So, why, despite all these vast differences, are there such deep similarities in Term Sheets? Start with the fact that there’s commonality in the approach of all good institutional investors: they all must exercise fiduciary responsibility on behalf of those whose money they are investing. This, in turn,  means the due diligence process needs to be thorough and professional, and the terms under which investments are made be sufficiently protective of the source of the invested capital. 

This fiduciary duty is made concrete in many of the standard provisions of a Term Sheet, whether that Term Sheet originates in Palo Alto or Shanghai. Indeed, the majority of the text in a Term Sheet is there to protect the fund’s Limited Partners from bad outcomes: share structure (preferred), board seats, liquidation preferences, anti-dilution provisions, preemptive rights, matters requiring special approval, performance guarantees. 

So far so familiar. 

The other big element of any Term Sheet, of course, is where the PE or VC firm is asserting primarily its own interests. The two most obvious areas: expiration dates and “no shop clauses”.  I was mildly surprised to see these in the Term Sheets recently submitted to clients of China First Capital. I’d mistakenly thought the “no shop clause”, in particular,  expressed a very local, American legalistic reality.
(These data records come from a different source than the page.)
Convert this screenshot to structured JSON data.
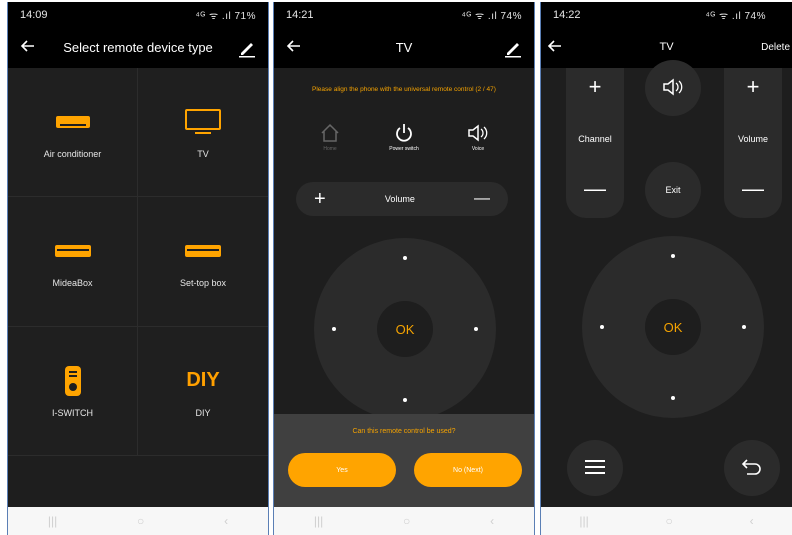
{
  "screen1": {
    "status": {
      "time": "14:09",
      "right": "⁴ᴳ ᯤ .ıl 71%"
    },
    "title": "Select remote device type",
    "devices": [
      {
        "label": "Air conditioner",
        "icon": "air-conditioner-icon"
      },
      {
        "label": "TV",
        "icon": "tv-icon"
      },
      {
        "label": "MideaBox",
        "icon": "midea-box-icon"
      },
      {
        "label": "Set-top box",
        "icon": "set-top-box-icon"
      },
      {
        "label": "I-SWITCH",
        "icon": "remote-icon"
      },
      {
        "label": "DIY",
        "icon_text": "DIY"
      }
    ]
  },
  "screen2": {
    "status": {
      "time": "14:21",
      "right": "⁴ᴳ ᯤ .ıl 74%"
    },
    "title": "TV",
    "prompt": "Please align the phone with the universal remote control (2 / 47)",
    "top_buttons": [
      {
        "label": "Home",
        "icon": "home-icon"
      },
      {
        "label": "Power switch",
        "icon": "power-icon"
      },
      {
        "label": "Voice",
        "icon": "speaker-icon"
      }
    ],
    "volume": {
      "plus": "+",
      "label": "Volume",
      "minus": "—"
    },
    "ok": "OK",
    "question": "Can this remote control be used?",
    "yes": "Yes",
    "no": "No (Next)"
  },
  "screen3": {
    "status": {
      "time": "14:22",
      "right": "⁴ᴳ ᯤ .ıl 74%"
    },
    "title": "TV",
    "delete": "Delete",
    "channel": {
      "plus": "+",
      "label": "Channel",
      "minus": "—"
    },
    "volume": {
      "plus": "+",
      "label": "Volume",
      "minus": "—"
    },
    "exit": "Exit",
    "ok": "OK"
  },
  "colors": {
    "accent": "#ffa400",
    "bg": "#1e1e1e",
    "panel": "#2b2b2b"
  }
}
In business negotiations, Americans need to specify as much as possible in writing, to protect against the ultimate evil of American business life: business litigation. 

Chinese, though, seem to have a far less obsessive need to document everything in writing, and certainly don’t have the same persistent, gnawing fear of litigation. It’s a “guanxi” society, where trust between individuals forms a more insoluble bond than any contractual term. 

A part of me, therefore, wishes the “no shop” clause hadn’t crossed the Pacific. I view them as the Pre Nuptial Agreement of the PE and VC investing world. They can create an air of mutual distrust, at a time when both sides are trying very hard to build a lasting partnership. 

A Term Sheet should serve the same fundamental goal: to allow great PE investors to put capital to work in truly outstanding investment opportunities, while limiting risk for the owners of that capital. I’m excited that the Term Sheets I’ve reviewed this week, once finalized,  will achieve this goal, and achieve phenomenal outcomes for everyone involved.